On-page and link signals each garnered 20 percent of the vote, in terms of what’s most important. Nearly 15 percent of search marketers valued business signals such as categories, keywords in business title, and proximity the most. Another 13.6 percent prioritized external location signals, including NAP consistency and citation volume. In last place were social signals, such as Facebook likes and Twitter followers, which only generated 5.5 percent of the vote.
Respondents also ranked factors that could impact pack and carousel ratings, and then ranked them twice more based on their impact on localized organic rankings and the competitive market. In addition, they noted which specific factors they’ve paid more or less attention to since Google’s update and ranked 27 negative ranking factors from most to least damaging.
The localized organic ranking factor deemed most important was very close.
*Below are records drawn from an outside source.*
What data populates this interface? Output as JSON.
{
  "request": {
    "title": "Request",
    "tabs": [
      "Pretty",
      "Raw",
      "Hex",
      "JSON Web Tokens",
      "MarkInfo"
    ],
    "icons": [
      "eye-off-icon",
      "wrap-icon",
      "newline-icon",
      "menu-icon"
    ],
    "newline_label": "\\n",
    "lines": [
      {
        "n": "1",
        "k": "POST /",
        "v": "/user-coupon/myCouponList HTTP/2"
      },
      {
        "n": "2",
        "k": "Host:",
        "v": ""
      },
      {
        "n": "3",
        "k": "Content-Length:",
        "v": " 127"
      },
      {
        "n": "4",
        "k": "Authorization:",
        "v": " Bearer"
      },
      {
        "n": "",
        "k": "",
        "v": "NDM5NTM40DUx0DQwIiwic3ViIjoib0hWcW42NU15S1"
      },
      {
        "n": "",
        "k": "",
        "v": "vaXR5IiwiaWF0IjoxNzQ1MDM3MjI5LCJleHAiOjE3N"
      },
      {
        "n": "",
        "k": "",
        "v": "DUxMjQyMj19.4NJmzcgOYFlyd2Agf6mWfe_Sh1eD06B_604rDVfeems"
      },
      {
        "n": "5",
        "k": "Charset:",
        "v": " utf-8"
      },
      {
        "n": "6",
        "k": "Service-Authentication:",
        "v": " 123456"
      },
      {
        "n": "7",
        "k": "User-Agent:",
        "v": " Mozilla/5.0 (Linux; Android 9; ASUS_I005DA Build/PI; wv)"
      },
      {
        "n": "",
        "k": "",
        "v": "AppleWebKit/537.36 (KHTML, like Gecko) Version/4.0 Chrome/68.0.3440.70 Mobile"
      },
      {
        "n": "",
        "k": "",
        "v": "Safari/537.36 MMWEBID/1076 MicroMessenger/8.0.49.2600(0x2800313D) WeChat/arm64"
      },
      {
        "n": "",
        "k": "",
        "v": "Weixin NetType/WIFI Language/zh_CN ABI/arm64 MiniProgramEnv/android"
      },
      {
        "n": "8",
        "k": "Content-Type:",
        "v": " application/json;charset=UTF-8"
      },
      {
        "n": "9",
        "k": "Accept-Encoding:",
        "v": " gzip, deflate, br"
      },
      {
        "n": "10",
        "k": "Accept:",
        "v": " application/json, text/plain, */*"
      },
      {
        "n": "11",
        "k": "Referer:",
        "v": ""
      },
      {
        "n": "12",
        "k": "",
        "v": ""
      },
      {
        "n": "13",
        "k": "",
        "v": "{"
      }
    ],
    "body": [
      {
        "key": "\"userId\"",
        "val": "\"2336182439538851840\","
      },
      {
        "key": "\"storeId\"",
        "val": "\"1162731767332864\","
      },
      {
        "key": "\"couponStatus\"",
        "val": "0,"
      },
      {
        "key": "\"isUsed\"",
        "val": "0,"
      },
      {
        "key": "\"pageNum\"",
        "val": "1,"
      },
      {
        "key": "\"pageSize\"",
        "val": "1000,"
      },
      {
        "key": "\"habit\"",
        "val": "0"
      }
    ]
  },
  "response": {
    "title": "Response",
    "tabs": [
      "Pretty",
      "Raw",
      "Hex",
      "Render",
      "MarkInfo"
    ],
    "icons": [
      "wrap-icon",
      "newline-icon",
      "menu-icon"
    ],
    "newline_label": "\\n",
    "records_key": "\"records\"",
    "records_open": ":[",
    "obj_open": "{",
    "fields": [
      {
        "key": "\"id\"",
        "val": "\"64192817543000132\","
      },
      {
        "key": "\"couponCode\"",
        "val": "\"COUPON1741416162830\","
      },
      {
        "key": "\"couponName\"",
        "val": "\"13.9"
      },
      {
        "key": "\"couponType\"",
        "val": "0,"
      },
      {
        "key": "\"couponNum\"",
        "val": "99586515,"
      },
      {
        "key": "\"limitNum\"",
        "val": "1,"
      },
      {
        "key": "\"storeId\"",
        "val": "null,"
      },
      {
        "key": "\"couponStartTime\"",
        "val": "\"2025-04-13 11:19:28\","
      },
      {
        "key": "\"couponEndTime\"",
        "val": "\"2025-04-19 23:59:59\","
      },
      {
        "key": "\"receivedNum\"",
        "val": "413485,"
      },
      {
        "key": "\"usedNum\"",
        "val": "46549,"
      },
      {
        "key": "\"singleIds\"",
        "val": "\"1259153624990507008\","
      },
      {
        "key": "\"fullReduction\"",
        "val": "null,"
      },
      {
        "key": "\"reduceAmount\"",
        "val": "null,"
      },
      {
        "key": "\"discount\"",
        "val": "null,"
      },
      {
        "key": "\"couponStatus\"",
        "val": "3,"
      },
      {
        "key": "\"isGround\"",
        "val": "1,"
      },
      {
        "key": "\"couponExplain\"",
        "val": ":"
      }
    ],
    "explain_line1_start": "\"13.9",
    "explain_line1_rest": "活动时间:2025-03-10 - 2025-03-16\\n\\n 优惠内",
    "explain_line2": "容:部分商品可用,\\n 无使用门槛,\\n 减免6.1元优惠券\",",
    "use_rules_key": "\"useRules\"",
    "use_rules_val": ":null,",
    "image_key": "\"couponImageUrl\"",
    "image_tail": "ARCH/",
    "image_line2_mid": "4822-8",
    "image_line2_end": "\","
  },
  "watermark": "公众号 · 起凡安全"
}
A website’s domain authority received 590 votes, while 566 went to the quality and authority of inbound links. Other highly regarded factors include the city and state in the Google My Business landing page title, the CTR of search results, and the relevance of both topical and geographic keywords.
Within packs and carousels, physical address was the winner – more than 80 votes ahead of the consistency of structured citations. The highest regarded factors were much less technical on the whole. Category associations and the proximity of a business from the point of search were ranked third and fourth-highest.
Mihm points out the increasing importance of behavioral signals. He notes that across both pack and localized organic results, behavioral and/or mobile signals make up 9.5 percent of the algorithm. Additionally, CTR has moved up eight spots from last year’s ranking of localized organic results factors. As a ranking factor, links were also up 9 percent over last year.
Shortly after Google restructured its local packs in August, BrightLocal conducted a study and found that local search is the most powerful channel for local businesses, generating 23 percent of site traffic. Since then, marketers have been paying a lot more attention to the quality and authority of structured citations and inbound links, while the proximity of a business’ address to the centroid has taken a backseat.
“As Google has gotten better at location detection on both desktop and mobile results, this rather arbitrary factor has been almost completely discarded,” Mihm says, adding that proximity to searcher has moved up from last year’s rankings. “Clearly the location of a business matters immensely, but only relative to where people are physically conducting their searches.”